Frega Ferdinand Wenas Inkiriwang, a lecturer at the Indonesian Defense University, said Indonesia’s public naming of the North Natuna Sea “means that Indonesia indirectly becomes a claimant state in the area, perhaps due to territorial integrity issues.
“It’s in the vicinity of the Natunas,” he said, “and the Natunas contain natural resources which are inherited and will be beneficial for Indonesia’s development.”
Analysts say that the Indonesian navy would be no match for the Chinese navy in a fight, although the first of last year’s clashes involved only a Chinese coast guard ship and an Indonesian maritime ministry patrol boat.

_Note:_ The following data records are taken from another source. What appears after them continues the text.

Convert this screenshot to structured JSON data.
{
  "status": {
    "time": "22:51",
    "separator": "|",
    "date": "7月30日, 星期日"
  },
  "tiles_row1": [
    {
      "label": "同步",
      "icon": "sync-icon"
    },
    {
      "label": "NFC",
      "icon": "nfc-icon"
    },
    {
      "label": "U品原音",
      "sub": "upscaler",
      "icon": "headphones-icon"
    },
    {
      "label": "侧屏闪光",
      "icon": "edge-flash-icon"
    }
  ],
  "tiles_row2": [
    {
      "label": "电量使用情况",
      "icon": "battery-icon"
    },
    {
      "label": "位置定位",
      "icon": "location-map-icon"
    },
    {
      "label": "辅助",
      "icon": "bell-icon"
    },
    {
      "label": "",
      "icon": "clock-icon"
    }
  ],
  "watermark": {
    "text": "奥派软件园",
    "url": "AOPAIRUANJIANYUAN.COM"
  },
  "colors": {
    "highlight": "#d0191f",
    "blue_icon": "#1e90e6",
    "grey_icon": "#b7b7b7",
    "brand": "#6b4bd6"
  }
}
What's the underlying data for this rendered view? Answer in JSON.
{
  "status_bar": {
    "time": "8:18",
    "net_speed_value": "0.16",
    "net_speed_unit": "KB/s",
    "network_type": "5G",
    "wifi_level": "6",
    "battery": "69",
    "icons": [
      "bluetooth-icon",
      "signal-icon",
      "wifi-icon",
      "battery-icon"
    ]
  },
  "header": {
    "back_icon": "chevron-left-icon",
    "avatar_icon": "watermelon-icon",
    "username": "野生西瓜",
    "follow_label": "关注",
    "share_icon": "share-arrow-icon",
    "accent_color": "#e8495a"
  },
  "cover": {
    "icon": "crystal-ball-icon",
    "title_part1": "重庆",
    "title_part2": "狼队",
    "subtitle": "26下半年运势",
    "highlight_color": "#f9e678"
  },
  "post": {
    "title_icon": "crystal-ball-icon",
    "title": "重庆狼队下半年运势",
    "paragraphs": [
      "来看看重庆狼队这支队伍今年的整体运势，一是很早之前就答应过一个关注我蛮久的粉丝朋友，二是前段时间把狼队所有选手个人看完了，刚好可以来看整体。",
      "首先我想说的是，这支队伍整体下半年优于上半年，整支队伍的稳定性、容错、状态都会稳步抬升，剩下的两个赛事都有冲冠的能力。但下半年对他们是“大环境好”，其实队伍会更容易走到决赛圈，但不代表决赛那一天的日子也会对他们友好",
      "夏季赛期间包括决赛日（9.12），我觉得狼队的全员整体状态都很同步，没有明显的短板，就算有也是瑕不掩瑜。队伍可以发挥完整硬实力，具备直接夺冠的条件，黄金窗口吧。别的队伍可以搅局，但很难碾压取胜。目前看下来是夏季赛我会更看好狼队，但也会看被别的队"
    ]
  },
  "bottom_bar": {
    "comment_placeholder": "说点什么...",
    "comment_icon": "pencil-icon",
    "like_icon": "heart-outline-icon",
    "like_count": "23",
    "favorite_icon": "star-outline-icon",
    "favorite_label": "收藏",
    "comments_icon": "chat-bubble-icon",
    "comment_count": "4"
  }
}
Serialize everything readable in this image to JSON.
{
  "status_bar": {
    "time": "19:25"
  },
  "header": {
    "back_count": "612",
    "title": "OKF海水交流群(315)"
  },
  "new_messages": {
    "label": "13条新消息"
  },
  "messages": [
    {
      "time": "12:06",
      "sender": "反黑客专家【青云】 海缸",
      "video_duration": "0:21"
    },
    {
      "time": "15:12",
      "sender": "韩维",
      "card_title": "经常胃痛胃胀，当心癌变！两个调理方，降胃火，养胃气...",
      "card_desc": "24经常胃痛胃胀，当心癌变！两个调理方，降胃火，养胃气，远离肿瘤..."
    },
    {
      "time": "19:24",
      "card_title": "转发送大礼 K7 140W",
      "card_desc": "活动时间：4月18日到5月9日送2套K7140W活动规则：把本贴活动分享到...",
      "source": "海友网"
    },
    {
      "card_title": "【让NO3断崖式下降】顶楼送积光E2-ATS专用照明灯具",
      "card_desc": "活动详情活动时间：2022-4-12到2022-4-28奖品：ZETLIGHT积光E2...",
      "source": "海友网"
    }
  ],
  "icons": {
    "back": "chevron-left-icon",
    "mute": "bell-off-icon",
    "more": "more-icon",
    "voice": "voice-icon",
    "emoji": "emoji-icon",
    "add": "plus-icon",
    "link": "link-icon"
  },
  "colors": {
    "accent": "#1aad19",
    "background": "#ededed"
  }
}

It is unlikely that the two countries’ navies would clash within Indonesia’s exclusive economic zone, according to analysts.
Members of the 10-state Association of Southeast Asian Nations, or ASEAN, have repeatedly expressed concern about China’s aggressive posture in the South China Sea, including its naval standoffs and land reclamation projects in disputed areas, and the stationing of military personnel and surface-to-air missiles in the Paracel Islands — which are controlled by China but are also claimed by Taiwan and Vietnam.
Indonesia, the grouping’s largest member and de facto leader, had in the past remained on the sidelines of the various South China Sea disputes and offered to help mediate between ASEAN claimant states and Beijing.
Given that China is among Indonesia’s biggest investors and trade partners, some analysts say Jakarta will go only so far in challenging China’s territorial claims, at least publicly. But its more aggressive military posture and other moves regarding the Natunas are nonetheless sending signals to China.
“It doesn’t make Indonesia a claimant state,” said Aaron Connelly, a research fellow at the Lowy Institute for International Policy in Sydney, Australia, who follows the South China Sea disputes. “They’ve never accepted the legitimacy of the nine-dash line, which is why they say there’s no overlap” with its exclusive economic zone.
“China says it has ‘traditional fishing rights,’ but Indonesia is doing things in a legalistic way right now,” Connelly said. “This is a more effective way of challenging it.”
Evan Laksmana, a senior researcher on security affairs at the Center for Strategic and International Studies in Jakarta, agreed that the naming of the North Natuna Sea was not specifically done to trigger a dispute with China.
“But the international legal basis underpinning Indonesia’s new map is clear,” he said.
“We do not recognize China’s claims in the Natuna waters — we don’t feel like we should negotiate our map with Beijing or ask their consent,” Laksmana said.